Cryptocurrency and decentralized finance are both relatively new concepts. However, existing consumer protection laws provide a way for investors who were bilked out of their cryptoassets to pursue legal claims against the responsible parties. That said, U.S. consumer protection laws have not been re-written with cryptocurrency in mind, so these lawsuits are usually handled by experienced attorneys who regularly handle data breaches and other similar claims requiring an advanced level of technical knowledge.
One of the issues facing victims of crypto theft is identifying the potentially responsible parties. Obviously, the party orchestrating the attack is one of these parties. Of course, due to issues with identifying and locating a hacker and their solvency (or ability to satisfy a judgment against them) make cases against hackers very difficult. However, hackers are not the only potentially liable party in the case of crypto theft; online trading apps, dapps (decentralized finance apps), developers and others may be on the hook for losses resulting from system vulnerabilities.
In theory, these parties all operate above-board and are registered with the state government where they operate. However, it can still be challenging to determine all the parties that have been negligent leading up to a crypto hack. Adding to these challenges is the fact that when a hacker carries out a cyberattack targeting cryptocurrency, it is generally very challenging for the hacked platform to determine what exactly happened. This can leave investors with many questions and few answers.
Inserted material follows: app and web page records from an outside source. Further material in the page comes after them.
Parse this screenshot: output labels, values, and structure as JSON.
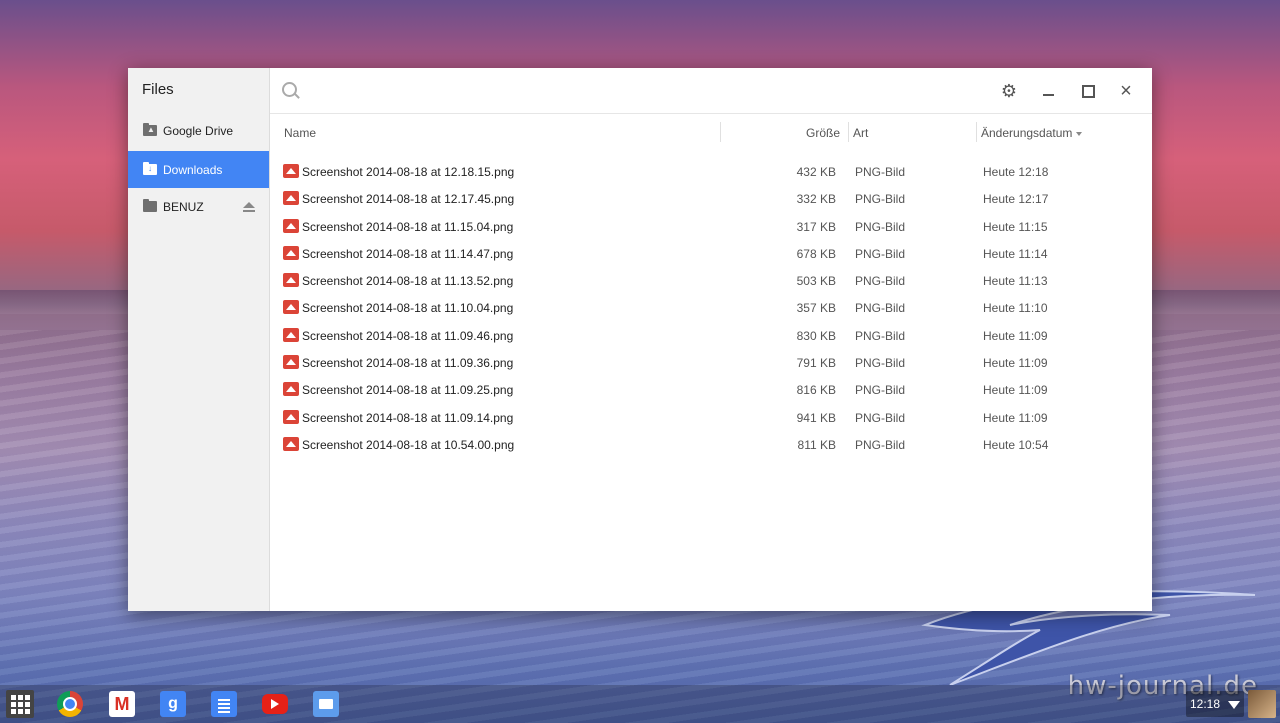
{
  "window": {
    "app_title": "Files"
  },
  "sidebar": {
    "items": [
      {
        "label": "Google Drive",
        "icon": "drive-folder-icon",
        "active": false
      },
      {
        "label": "Downloads",
        "icon": "download-folder-icon",
        "active": true
      },
      {
        "label": "BENUZ",
        "icon": "usb-drive-icon",
        "active": false
      }
    ]
  },
  "toolbar": {
    "search_placeholder": ""
  },
  "columns": {
    "name": "Name",
    "size": "Größe",
    "type": "Art",
    "date": "Änderungsdatum"
  },
  "files": [
    {
      "name": "Screenshot 2014-08-18 at 12.18.15.png",
      "size": "432 KB",
      "type": "PNG-Bild",
      "date": "Heute 12:18"
    },
    {
      "name": "Screenshot 2014-08-18 at 12.17.45.png",
      "size": "332 KB",
      "type": "PNG-Bild",
      "date": "Heute 12:17"
    },
    {
      "name": "Screenshot 2014-08-18 at 11.15.04.png",
      "size": "317 KB",
      "type": "PNG-Bild",
      "date": "Heute 11:15"
    },
    {
      "name": "Screenshot 2014-08-18 at 11.14.47.png",
      "size": "678 KB",
      "type": "PNG-Bild",
      "date": "Heute 11:14"
    },
    {
      "name": "Screenshot 2014-08-18 at 11.13.52.png",
      "size": "503 KB",
      "type": "PNG-Bild",
      "date": "Heute 11:13"
    },
    {
      "name": "Screenshot 2014-08-18 at 11.10.04.png",
      "size": "357 KB",
      "type": "PNG-Bild",
      "date": "Heute 11:10"
    },
    {
      "name": "Screenshot 2014-08-18 at 11.09.46.png",
      "size": "830 KB",
      "type": "PNG-Bild",
      "date": "Heute 11:09"
    },
    {
      "name": "Screenshot 2014-08-18 at 11.09.36.png",
      "size": "791 KB",
      "type": "PNG-Bild",
      "date": "Heute 11:09"
    },
    {
      "name": "Screenshot 2014-08-18 at 11.09.25.png",
      "size": "816 KB",
      "type": "PNG-Bild",
      "date": "Heute 11:09"
    },
    {
      "name": "Screenshot 2014-08-18 at 11.09.14.png",
      "size": "941 KB",
      "type": "PNG-Bild",
      "date": "Heute 11:09"
    },
    {
      "name": "Screenshot 2014-08-18 at 10.54.00.png",
      "size": "811 KB",
      "type": "PNG-Bild",
      "date": "Heute 10:54"
    }
  ],
  "shelf": {
    "apps": [
      "launcher-icon",
      "chrome-icon",
      "gmail-icon",
      "google-search-icon",
      "docs-icon",
      "youtube-icon",
      "files-icon"
    ],
    "gmail_glyph": "M",
    "gsearch_glyph": "g",
    "time": "12:18"
  },
  "watermark": "hw-journal.de",
  "colors": {
    "accent": "#4285f4",
    "file_icon": "#db4437"
  }
}
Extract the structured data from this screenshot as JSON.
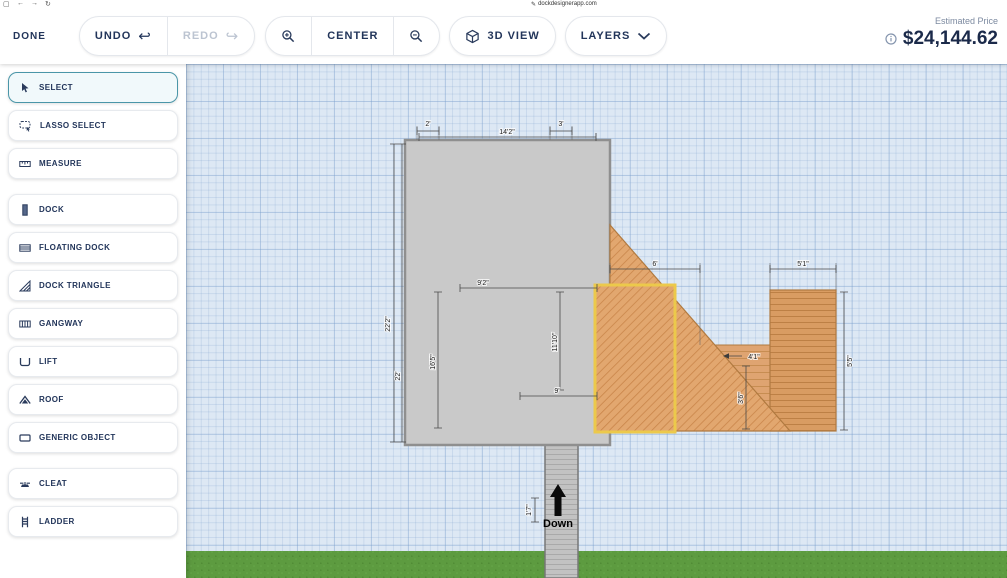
{
  "chrome": {
    "window_icon": "▢",
    "back": "←",
    "forward": "→",
    "refresh": "↻",
    "edit_icon": "✎",
    "url": "dockdesignerapp.com"
  },
  "toolbar": {
    "done": "DONE",
    "undo": "UNDO",
    "undo_icon": "↩",
    "redo": "REDO",
    "redo_icon": "↪",
    "center": "CENTER",
    "view3d": "3D VIEW",
    "layers": "LAYERS",
    "estimated_price_label": "Estimated Price",
    "estimated_price": "$24,144.62"
  },
  "sidebar": {
    "items": [
      {
        "label": "SELECT",
        "icon": "cursor-icon",
        "selected": true
      },
      {
        "label": "LASSO SELECT",
        "icon": "lasso-icon",
        "selected": false
      },
      {
        "label": "MEASURE",
        "icon": "ruler-icon",
        "selected": false
      },
      {
        "label": "DOCK",
        "icon": "dock-icon",
        "selected": false
      },
      {
        "label": "FLOATING DOCK",
        "icon": "floating-dock-icon",
        "selected": false
      },
      {
        "label": "DOCK TRIANGLE",
        "icon": "dock-triangle-icon",
        "selected": false
      },
      {
        "label": "GANGWAY",
        "icon": "gangway-icon",
        "selected": false
      },
      {
        "label": "LIFT",
        "icon": "lift-icon",
        "selected": false
      },
      {
        "label": "ROOF",
        "icon": "roof-icon",
        "selected": false
      },
      {
        "label": "GENERIC OBJECT",
        "icon": "generic-object-icon",
        "selected": false
      },
      {
        "label": "CLEAT",
        "icon": "cleat-icon",
        "selected": false
      },
      {
        "label": "LADDER",
        "icon": "ladder-icon",
        "selected": false
      }
    ]
  },
  "canvas": {
    "down": "Down",
    "dims": [
      "2'",
      "14'2\"",
      "3'",
      "22'2\"",
      "22'",
      "9'2\"",
      "16'5\"",
      "11'10\"",
      "9'",
      "6'",
      "5'1\"",
      "5'5\"",
      "4'1\"",
      "3'6\"",
      "1'7\""
    ]
  },
  "colors": {
    "accent_teal": "#4a96a8",
    "price_navy": "#1b2a4a",
    "wood_orange": "#dfa46f",
    "selection_yellow": "#ecc94b",
    "grass_green": "#5d9b40",
    "grid_blue": "#dde8f4"
  }
}
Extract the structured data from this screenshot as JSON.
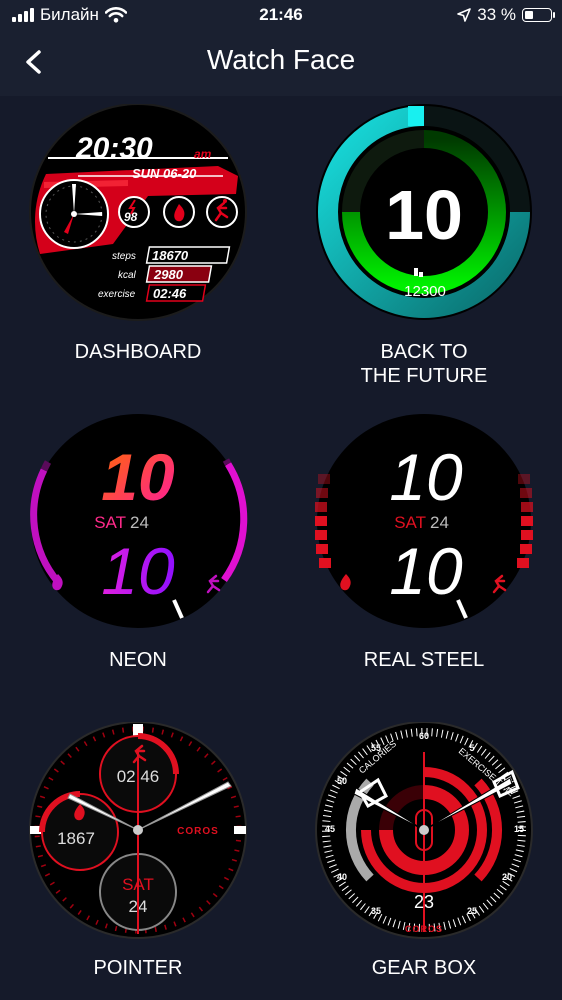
{
  "status_bar": {
    "carrier": "Билайн",
    "time": "21:46",
    "battery_text": "33 %",
    "battery_level": 0.33
  },
  "header": {
    "title": "Watch Face",
    "back_icon": "chevron-left-icon"
  },
  "faces": [
    {
      "label": "DASHBOARD",
      "time": "20:30",
      "ampm": "am",
      "date": "SUN 06-20",
      "gauge_value": "98",
      "steps_label": "steps",
      "steps_value": "18670",
      "kcal_label": "kcal",
      "kcal_value": "2980",
      "exercise_label": "exercise",
      "exercise_value": "02:46",
      "colors": {
        "accent": "#e3001b"
      }
    },
    {
      "label_line1": "BACK TO",
      "label_line2": "THE FUTURE",
      "hour": "10",
      "steps": "12300",
      "colors": {
        "ring": "#18c9c9",
        "inner": "#00e000"
      }
    },
    {
      "label": "NEON",
      "hour": "10",
      "minute": "10",
      "day": "SAT",
      "date": "24",
      "colors": {
        "top": "#ff5a1f",
        "bottom": "#b020ff"
      }
    },
    {
      "label": "REAL STEEL",
      "hour": "10",
      "minute": "10",
      "day": "SAT",
      "date": "24",
      "colors": {
        "accent": "#e01020"
      }
    },
    {
      "label": "POINTER",
      "exercise_time": "02:46",
      "calories": "1867",
      "day": "SAT",
      "date": "24",
      "brand": "COROS",
      "colors": {
        "accent": "#e01020"
      }
    },
    {
      "label": "GEAR BOX",
      "date": "23",
      "brand": "COROS",
      "left_label": "CALORIES",
      "right_label": "EXERCISE TIME",
      "dial_numbers": [
        "60",
        "55",
        "5",
        "50",
        "10",
        "45",
        "15",
        "40",
        "20",
        "35",
        "25"
      ],
      "colors": {
        "accent": "#e01020"
      }
    }
  ]
}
Cryptotheft is illegal, yet because of the new, decentralized and unregulated nature of this environment, it appears that the rate of cryptotheft will only continue to increase. The important takeaway is that there are legal remedies for the victims of cryptohacks. These remedies may allow for aggrieved investors to recover the value of stolen cryptoassets and obtain other damages related to their losses. An experienced cryptotheft lawyer can determine the most appropriate remedy for an individual investor and can advise them on how to pursue their claim.
If you’ve been affected by cyyptotheft, Console & Associates, P.C., will investigate your case at no charge and offer you thorough advice about how to most effectively proceed with your case. If you decide to bring a case, we only get paid if you do. If your claim is successful, any legal fees are either paid by the defendant or come out of the funds recovered from the defendant. If your claim doesn’t result in a recovery, you will pay nothing.
To schedule your free consultation, just call (866) 778-5500 today or fill out our secure contact form.